Jose Mourinho promised to exert greater `self-control` on Friday after accepting referees were under pressure in his first public comments since the Chelsea manager was hit with a Football Association misconduct charge.
Last week the boss of the Premier League leaders was charged for comments regarding match officials following Chelsea`s 1-1 draw at Southampton on December 28.
Portuguese manager Mourinho was adamant Chelsea were the victims of a "clear campaign" by "people, pundits, commentators and coaches from other teams" and said the decision to book Cesc Fabregas for diving against the Saints was a "scandal".
"Now I am conditions to control myself, a week ago I couldn`t," Mourinho told reporters at Chelsea`s Cobham training ground, south of London, on Friday.
"It would have put myself under bigger problems. It was a good decision. Now I can smile and control my words," he added ahead of Chelsea`s league match away to Swansea on Saturday
"We understand the job is not easy.
"I`m happy to admit my mistakes, so when I spoke with (referee) Kevin Friend (after the FA Cup game against Watford) and, realised it was my mistake and not his, I apologised.
"The reality is that every decision is going against us and the results were affected by that.

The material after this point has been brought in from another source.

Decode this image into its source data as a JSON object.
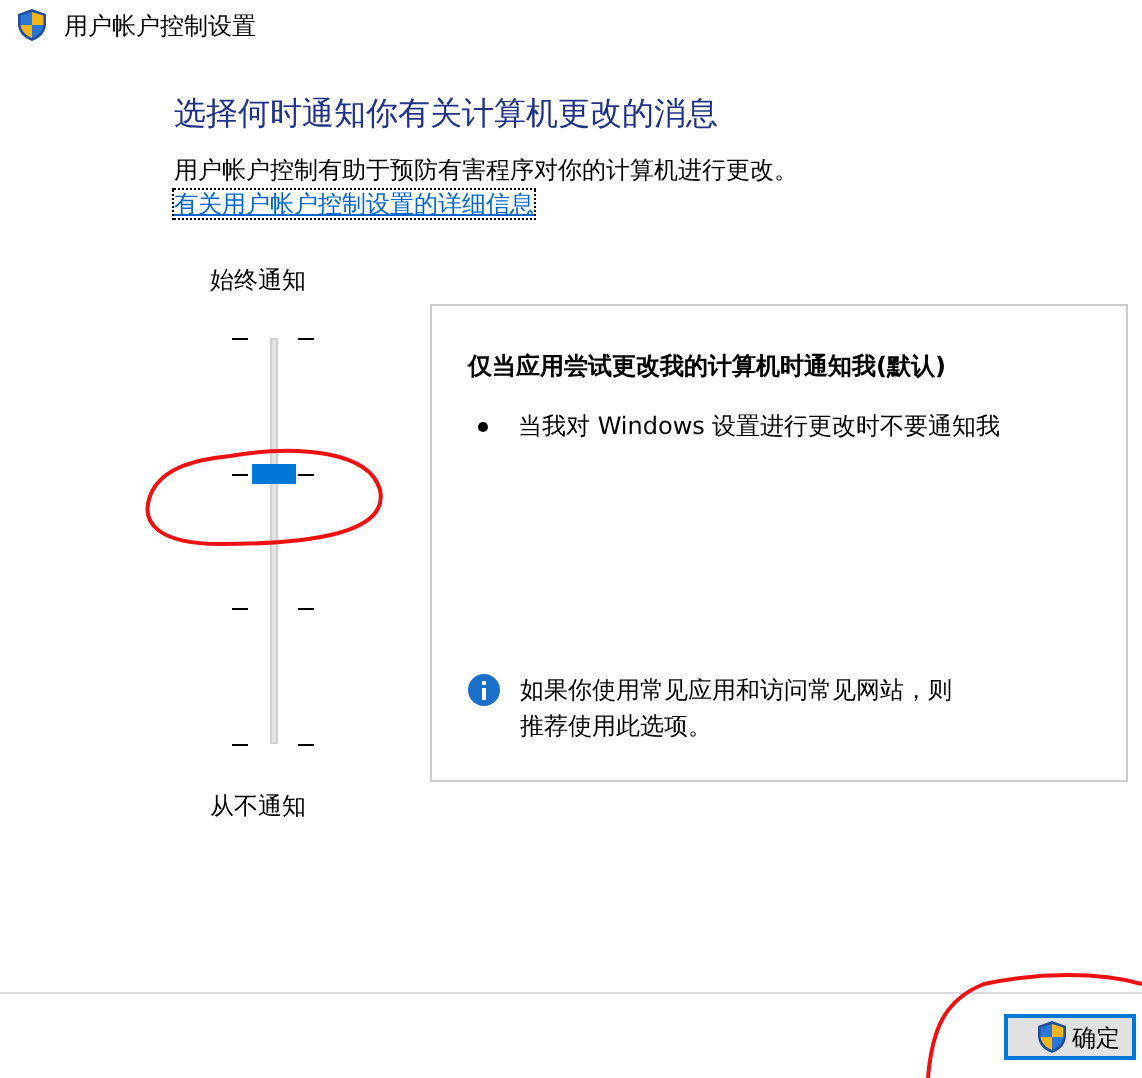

"You could say that Eden Hazard is fouled more than any player in the Premier League. You can also say that we have the most shots and dominance, but still have the least penalties. You can say there is a discrepancy in that.
"Eden Hazard is still the same naive boy who was playing at youth level and for him to go to the floor needs to be something really nasty. He is getting no protection that is the reality."However, Mourinho insisted: "But I want to put any doubts about the honesty of people beyond us totally.
"To be fair, I think the standard of referees is good and if people did what I did to work in three other countries, you`d realise the standard is good.
"What maybe is not good is the reactions and influence that you can have on their stability to referee this team or that team."
After vowing not to be gagged Mourinho, asked whether he will appeal against the FA charge, he said: "I`m not hopeful. I`m not interested. I will do my work and forget about it.
Mourinho sidestepped a question over whether he had called referee Phil Dowd `fat` and said: "I went to their referees` dressing room after the game with the captains. We can go 30 minutes after.
"Sometimes the words are normal and we wish good luck for the next and other times we discuss what happened in the game like men. Sometimes they are surprised."
Meanwhile Mourinho took a swipe at title rivals Manchester City after the Premier League champions signed striker Wilfried Bony for up to a reported £28 million ($42 million, 36 million euros) from Swansea.
Mourinho, who was believed to be in the running for the Ivory Coast forward, questioned whether City had complied with Financial Fair Play rules in signing Bony.
"Good striker. If they (City) have the money and no problems with FFP, well done.
"Rules are different for City."
Mourinho added he did not expect Swansea to be downhearted by the exit of Bony, who had scored nine goals in 22 appearances for the south Wales side this season
"Swansea are a very good team and very good teams don`t depend on one player.
"Losing Bony doesn`t make them less difficult."